The endangered mountain gazelle Gazella gazella was once widespread throughout the Fertile Crescent in parts of present-day Israel, Lebanon, Jordan, Syria, Turkey and Iraq. Most of its former distribution range overlaps with areas in the region that are now densely populated by people. Archaeological remains also indicate that gazelles were the main prey hunted by people throughout the Pleistocene. Nevertheless, until the 19th century, the mountain gazelle survived this hunting pressure, and thrived. However, the rise in human population in this region from c. 5.7 to c. 66.5 million during 1900–2016, together with the increased use of firearms and off-road vehicles for hunting, led to the extinction of gazelles from most of this area. Israel and the Palestinian Authority are currently the last strongholds of the mountain gazelle and are home to c. 5,000 individuals.
A new research effort led by Prof. Yoram Yom-Tov of Tel-Aviv University and Dr. Uri Roll of Ben-Gurion University of the Negev, together with Amir Balaban, Ezra Hadad, and Gilad Weil, reviews mountain gazelle dynamics in Israel from the beginning of the 20th century and provides an outlook for the conservation of the species. Their findings were published in Oryx—The International Journal of Conservation on Wednesday.

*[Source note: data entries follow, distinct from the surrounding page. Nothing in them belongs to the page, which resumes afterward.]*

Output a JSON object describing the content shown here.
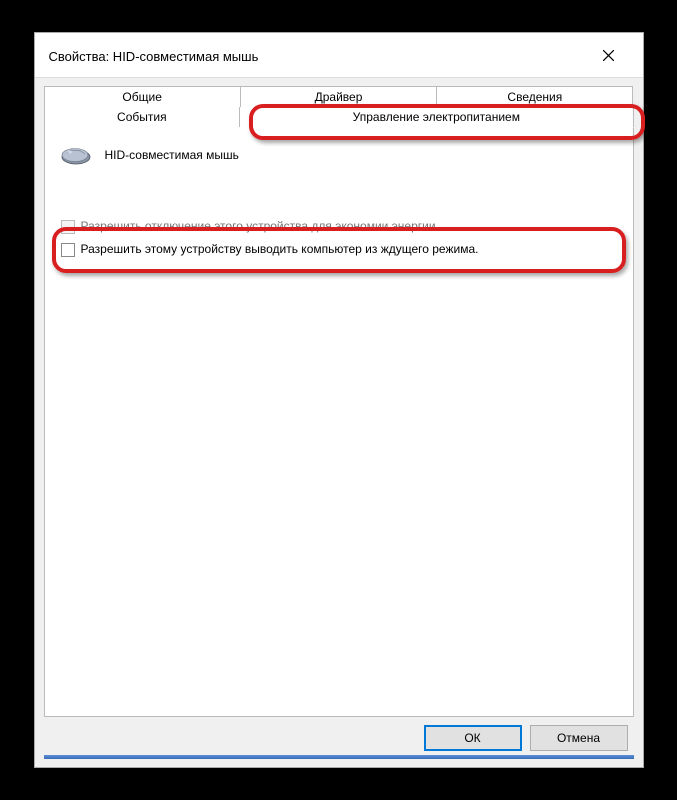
{
  "title": "Свойства: HID-совместимая мышь",
  "tabs": {
    "general": "Общие",
    "driver": "Драйвер",
    "details": "Сведения",
    "events": "События",
    "power": "Управление электропитанием"
  },
  "device": {
    "name": "HID-совместимая мышь"
  },
  "options": {
    "allowOff": "Разрешить отключение этого устройства для экономии энергии.",
    "allowWake": "Разрешить этому устройству выводить компьютер из ждущего режима."
  },
  "buttons": {
    "ok": "ОК",
    "cancel": "Отмена"
  }
}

During the 1900s, Israel’s human population increased steadily by 2% per year. The human population density is currently c. 430 persons per km2 and is forecasted to continue to rise. This presents an array of threats to the mountain gazelle. These include: habitat change; fragmentation and isolation by roads, railways and fences, predation by an increasing population of natural predators and feral dogs, poaching, and collisions with road traffic. These threats often act in synergy, amplifying their effects.

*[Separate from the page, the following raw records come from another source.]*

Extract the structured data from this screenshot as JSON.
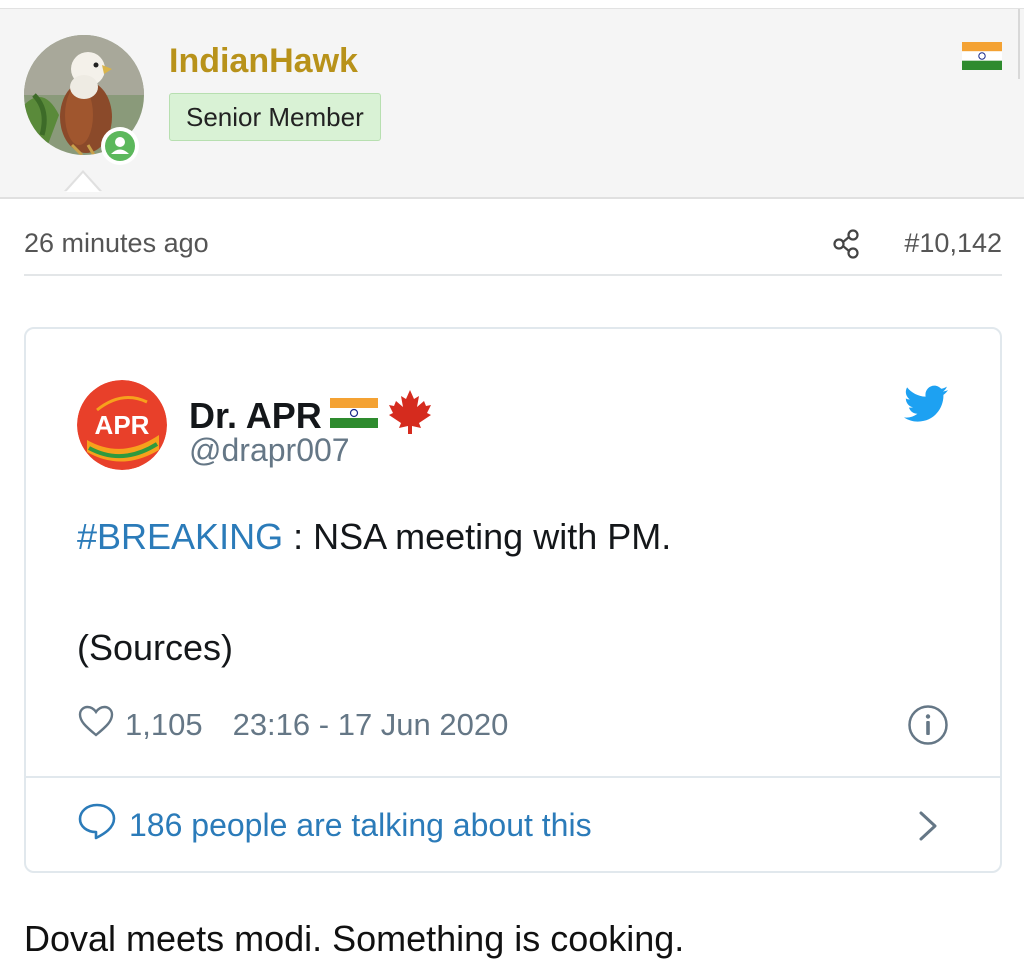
{
  "user": {
    "name": "IndianHawk",
    "rank": "Senior Member",
    "country_flag": "india-flag-icon"
  },
  "post": {
    "time": "26 minutes ago",
    "number": "#10,142",
    "body": "Doval meets modi. Something is cooking."
  },
  "tweet": {
    "author_name": "Dr. APR",
    "handle": "@drapr007",
    "avatar_text": "APR",
    "hashtag": "#BREAKING",
    "text": " : NSA meeting with PM.",
    "sources": "(Sources)",
    "likes": "1,105",
    "timestamp": "23:16 - 17 Jun 2020",
    "talking": "186 people are talking about this"
  },
  "colors": {
    "username": "#b8921a",
    "rank_badge_bg": "#d9f2d5",
    "twitter_blue": "#1da1f2",
    "link_blue": "#2b7bb9",
    "online_green": "#5cb85c"
  }
}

In their article, they present an overview of how these factors threatened and continue to threaten the survival of this species. They also review the policy and management actions, both implemented and still required, to ensure the persistence of the mountain gazelle. In addition, they analyze connectivity of gazelle populations in the landscape, highlighting highly fragmented populations, and suggesting potential interventions. To improve connectivity, they suggest construction of road over/under passes in strategic locations, translocation of individuals when needed, and better monitoring of potential genetic bottlenecks of the at-risk population.
To reduce the effects of predation, they suggest reinstating the control of feral dogs, and improved management of anthropogenic waste. Furthermore, greater efforts should be made to eliminate poaching of gazelles, on the legislative, enforcement, and education fronts. More broadly, Israel’s human population is expected to double in the next thirty years – which will have grave implications on many local species and ecosystems, some of which are of global importance. Efforts should be made at the national level to limit this growth and stop further land conversions from natural habitats to other uses.
The mountain gazelle exemplifies an ungulate with both great vulnerability to anthropogenic pressures and a large breeding potential. As more and more regions are converted to human-dominated landscapes, pressures on wildlife will continue to increase, and lessons from the mountain gazelle could prove valuable elsewhere.
Publication on Oryx cambridge.org